*Required action*: Locate every line in the records below that contains the word "JSON", and copy each one.

(App and web page records)
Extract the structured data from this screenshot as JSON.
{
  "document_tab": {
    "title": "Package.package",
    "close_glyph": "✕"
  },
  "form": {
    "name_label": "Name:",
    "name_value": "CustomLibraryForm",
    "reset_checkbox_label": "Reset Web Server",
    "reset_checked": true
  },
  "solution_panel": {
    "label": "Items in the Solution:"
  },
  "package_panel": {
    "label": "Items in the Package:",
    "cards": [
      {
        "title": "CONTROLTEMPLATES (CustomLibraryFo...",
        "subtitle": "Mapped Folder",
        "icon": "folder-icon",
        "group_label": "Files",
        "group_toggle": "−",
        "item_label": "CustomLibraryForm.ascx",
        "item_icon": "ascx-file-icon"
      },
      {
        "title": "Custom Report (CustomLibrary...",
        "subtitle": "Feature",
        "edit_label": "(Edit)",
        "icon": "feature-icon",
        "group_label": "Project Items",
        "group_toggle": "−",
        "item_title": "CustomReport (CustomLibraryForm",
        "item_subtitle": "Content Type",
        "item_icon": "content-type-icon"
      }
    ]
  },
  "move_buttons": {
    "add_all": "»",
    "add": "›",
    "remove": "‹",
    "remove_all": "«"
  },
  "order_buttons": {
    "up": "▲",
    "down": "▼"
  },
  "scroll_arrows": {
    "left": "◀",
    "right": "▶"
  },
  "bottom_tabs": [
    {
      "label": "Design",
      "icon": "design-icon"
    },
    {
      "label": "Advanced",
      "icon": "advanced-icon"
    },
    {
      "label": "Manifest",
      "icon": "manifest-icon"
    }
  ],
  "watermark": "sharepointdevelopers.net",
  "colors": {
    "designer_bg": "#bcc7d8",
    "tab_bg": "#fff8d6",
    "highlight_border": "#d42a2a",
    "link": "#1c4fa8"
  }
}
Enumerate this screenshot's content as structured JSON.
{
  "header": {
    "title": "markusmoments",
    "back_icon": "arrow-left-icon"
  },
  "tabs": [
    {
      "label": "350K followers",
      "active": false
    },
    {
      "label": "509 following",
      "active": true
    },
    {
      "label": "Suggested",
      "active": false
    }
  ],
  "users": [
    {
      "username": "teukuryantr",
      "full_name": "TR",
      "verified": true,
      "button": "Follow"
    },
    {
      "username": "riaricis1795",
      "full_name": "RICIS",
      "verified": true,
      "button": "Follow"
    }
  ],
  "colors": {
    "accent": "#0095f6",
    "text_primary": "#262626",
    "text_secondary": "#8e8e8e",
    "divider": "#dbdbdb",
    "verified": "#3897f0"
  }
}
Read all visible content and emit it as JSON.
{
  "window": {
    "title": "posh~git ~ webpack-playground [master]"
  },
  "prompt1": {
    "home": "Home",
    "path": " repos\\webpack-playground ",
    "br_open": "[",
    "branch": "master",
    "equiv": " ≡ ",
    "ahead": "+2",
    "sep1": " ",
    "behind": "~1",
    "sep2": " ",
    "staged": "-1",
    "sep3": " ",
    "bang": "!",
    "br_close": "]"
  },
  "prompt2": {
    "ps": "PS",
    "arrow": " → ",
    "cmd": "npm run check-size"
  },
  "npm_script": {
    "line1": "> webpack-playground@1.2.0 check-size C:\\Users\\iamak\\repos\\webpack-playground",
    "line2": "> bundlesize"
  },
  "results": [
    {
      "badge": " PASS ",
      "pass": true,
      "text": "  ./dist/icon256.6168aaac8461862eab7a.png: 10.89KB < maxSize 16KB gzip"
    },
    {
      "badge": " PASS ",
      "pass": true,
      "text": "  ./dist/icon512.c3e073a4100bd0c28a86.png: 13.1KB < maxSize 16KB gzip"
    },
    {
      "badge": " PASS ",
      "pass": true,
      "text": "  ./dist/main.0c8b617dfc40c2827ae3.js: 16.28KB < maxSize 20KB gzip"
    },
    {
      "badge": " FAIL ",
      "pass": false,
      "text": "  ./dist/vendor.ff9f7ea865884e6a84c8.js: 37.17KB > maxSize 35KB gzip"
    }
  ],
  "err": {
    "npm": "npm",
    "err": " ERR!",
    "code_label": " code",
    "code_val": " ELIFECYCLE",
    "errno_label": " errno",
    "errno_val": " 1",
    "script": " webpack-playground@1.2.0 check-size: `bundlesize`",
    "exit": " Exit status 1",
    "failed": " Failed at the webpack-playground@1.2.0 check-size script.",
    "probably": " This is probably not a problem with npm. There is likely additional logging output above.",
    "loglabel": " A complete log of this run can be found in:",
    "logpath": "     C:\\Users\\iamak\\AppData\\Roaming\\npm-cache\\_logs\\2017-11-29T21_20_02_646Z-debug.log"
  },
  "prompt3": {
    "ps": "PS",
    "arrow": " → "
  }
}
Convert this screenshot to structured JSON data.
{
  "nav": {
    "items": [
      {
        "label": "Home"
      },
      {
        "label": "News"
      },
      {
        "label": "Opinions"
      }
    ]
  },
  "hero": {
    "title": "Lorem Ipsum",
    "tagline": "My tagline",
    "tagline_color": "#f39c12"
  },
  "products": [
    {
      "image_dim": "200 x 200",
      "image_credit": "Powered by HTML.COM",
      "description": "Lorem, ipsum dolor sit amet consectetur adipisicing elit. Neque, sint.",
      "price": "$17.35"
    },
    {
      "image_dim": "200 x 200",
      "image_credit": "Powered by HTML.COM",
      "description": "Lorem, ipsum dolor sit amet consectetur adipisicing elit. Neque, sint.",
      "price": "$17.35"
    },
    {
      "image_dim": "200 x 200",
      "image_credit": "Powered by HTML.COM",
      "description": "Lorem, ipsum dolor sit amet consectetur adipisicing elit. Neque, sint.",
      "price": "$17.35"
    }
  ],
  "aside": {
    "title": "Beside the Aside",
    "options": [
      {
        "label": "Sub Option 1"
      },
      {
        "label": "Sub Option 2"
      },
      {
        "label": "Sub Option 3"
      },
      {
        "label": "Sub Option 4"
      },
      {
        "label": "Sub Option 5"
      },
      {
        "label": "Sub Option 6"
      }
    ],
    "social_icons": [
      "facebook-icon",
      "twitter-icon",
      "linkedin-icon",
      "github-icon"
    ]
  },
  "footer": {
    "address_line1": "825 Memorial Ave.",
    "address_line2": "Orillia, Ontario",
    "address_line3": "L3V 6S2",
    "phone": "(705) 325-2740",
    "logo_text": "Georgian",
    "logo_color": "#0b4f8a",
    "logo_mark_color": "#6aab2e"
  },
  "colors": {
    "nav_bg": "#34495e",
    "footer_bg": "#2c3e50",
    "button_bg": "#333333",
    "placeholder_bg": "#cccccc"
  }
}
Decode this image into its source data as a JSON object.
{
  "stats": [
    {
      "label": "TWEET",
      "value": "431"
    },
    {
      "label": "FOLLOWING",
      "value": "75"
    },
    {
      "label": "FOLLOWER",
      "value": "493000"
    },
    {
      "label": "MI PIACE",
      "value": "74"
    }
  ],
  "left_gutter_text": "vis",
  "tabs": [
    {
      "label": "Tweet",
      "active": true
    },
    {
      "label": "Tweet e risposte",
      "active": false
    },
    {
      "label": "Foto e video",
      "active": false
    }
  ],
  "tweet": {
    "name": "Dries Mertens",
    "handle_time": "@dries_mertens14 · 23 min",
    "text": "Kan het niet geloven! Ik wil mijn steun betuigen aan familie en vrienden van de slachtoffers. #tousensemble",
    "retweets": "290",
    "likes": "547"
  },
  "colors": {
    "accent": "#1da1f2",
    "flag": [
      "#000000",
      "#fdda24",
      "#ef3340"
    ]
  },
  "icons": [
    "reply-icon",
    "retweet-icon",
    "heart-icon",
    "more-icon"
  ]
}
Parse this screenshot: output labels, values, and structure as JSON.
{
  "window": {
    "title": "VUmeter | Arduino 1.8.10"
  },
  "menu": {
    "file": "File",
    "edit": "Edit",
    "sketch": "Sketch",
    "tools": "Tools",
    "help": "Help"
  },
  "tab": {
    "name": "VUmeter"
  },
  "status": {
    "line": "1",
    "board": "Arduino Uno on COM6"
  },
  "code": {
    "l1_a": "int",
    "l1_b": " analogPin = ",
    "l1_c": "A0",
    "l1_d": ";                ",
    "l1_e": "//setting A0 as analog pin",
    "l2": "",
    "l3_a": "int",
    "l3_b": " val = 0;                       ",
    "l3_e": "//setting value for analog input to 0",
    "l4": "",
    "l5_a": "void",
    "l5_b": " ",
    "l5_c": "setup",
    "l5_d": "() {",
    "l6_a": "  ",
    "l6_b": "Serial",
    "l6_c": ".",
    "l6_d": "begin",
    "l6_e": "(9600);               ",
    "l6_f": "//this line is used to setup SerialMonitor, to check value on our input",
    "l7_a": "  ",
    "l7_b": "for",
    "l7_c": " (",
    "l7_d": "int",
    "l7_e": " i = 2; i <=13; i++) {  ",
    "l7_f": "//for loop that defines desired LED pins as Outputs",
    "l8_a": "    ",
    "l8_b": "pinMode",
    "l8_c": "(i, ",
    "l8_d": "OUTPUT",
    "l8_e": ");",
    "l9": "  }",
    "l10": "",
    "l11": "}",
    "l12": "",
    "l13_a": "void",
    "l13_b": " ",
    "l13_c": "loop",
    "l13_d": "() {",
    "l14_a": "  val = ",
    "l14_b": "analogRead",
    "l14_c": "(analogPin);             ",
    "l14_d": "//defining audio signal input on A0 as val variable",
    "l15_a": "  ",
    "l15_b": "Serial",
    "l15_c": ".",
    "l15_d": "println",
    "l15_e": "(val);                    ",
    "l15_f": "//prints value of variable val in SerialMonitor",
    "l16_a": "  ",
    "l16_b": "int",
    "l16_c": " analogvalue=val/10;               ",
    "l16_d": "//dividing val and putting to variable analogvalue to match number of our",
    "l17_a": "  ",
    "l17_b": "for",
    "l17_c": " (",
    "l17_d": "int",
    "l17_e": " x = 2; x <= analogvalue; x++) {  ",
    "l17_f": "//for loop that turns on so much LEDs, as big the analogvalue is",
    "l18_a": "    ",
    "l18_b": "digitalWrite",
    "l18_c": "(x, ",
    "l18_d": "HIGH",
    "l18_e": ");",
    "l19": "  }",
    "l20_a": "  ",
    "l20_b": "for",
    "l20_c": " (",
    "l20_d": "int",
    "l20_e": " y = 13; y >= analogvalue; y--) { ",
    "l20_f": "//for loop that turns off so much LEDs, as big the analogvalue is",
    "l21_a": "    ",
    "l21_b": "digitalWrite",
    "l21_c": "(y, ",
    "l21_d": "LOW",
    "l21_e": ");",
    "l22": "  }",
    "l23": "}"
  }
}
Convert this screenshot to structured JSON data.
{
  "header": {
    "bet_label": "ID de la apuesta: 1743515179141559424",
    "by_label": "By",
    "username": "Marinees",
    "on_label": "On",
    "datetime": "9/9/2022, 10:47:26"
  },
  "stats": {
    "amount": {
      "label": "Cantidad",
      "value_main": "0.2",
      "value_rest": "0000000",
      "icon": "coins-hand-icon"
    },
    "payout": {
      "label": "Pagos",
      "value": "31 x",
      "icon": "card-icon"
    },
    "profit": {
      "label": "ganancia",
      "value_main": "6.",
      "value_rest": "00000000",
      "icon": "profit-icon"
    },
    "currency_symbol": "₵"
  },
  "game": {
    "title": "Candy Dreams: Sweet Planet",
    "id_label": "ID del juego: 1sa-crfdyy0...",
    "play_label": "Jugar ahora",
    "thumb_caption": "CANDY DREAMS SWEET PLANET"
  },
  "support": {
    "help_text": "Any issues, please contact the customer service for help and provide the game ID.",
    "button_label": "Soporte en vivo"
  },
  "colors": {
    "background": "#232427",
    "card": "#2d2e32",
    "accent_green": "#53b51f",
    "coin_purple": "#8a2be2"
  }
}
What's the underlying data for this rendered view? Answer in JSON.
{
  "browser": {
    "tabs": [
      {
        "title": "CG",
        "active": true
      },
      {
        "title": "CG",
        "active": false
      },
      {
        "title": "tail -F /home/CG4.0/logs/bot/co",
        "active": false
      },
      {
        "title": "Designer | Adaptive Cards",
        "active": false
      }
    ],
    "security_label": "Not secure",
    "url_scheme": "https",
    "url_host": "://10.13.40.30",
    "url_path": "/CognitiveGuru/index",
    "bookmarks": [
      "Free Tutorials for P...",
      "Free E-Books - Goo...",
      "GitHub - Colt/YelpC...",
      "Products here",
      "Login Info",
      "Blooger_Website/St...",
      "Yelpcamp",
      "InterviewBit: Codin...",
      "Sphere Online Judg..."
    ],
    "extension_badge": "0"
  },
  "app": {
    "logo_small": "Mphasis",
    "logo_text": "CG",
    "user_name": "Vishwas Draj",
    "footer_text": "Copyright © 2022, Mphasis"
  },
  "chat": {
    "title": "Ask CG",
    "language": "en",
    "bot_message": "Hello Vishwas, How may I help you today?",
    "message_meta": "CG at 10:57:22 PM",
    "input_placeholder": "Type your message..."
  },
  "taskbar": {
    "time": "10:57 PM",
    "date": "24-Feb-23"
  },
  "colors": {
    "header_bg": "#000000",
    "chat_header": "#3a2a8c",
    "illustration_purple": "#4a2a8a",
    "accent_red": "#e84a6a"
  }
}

*Your response*:
Extract the structured data from this screenshot as JSON.
Enumerate this screenshot's content as structured JSON.
Read all visible content and emit it as JSON.
Convert this screenshot to structured JSON data.
Decode this image into its source data as a JSON object.
Parse this screenshot: output labels, values, and structure as JSON.
Convert this screenshot to structured JSON data.
What's the underlying data for this rendered view? Answer in JSON.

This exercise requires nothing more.